====== Listed entries ======
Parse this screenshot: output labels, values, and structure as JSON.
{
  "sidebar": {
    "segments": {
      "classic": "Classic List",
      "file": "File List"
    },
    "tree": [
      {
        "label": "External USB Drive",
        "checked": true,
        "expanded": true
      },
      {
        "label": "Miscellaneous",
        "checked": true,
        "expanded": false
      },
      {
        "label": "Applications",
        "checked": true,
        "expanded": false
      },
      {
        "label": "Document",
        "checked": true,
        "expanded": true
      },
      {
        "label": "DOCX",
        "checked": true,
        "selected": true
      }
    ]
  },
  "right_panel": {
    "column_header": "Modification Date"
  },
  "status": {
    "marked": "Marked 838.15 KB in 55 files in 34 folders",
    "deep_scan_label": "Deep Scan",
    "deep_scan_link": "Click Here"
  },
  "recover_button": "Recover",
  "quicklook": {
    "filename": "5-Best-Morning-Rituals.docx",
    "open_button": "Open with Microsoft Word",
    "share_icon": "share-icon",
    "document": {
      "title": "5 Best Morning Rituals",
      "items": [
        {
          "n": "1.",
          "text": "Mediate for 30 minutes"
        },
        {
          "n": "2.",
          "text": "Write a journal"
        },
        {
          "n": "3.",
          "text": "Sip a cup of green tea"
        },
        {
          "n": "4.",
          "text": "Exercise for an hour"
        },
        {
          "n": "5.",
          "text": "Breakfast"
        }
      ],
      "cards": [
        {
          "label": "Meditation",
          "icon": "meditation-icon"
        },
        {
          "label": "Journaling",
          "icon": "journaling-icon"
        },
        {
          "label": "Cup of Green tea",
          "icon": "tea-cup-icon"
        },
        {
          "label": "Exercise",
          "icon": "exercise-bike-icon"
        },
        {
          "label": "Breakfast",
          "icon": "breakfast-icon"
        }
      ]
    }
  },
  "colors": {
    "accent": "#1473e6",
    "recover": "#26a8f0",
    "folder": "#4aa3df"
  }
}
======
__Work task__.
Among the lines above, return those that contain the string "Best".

__Response area__.
    "filename": "5-Best-Morning-Rituals.docx",
      "title": "5 Best Morning Rituals",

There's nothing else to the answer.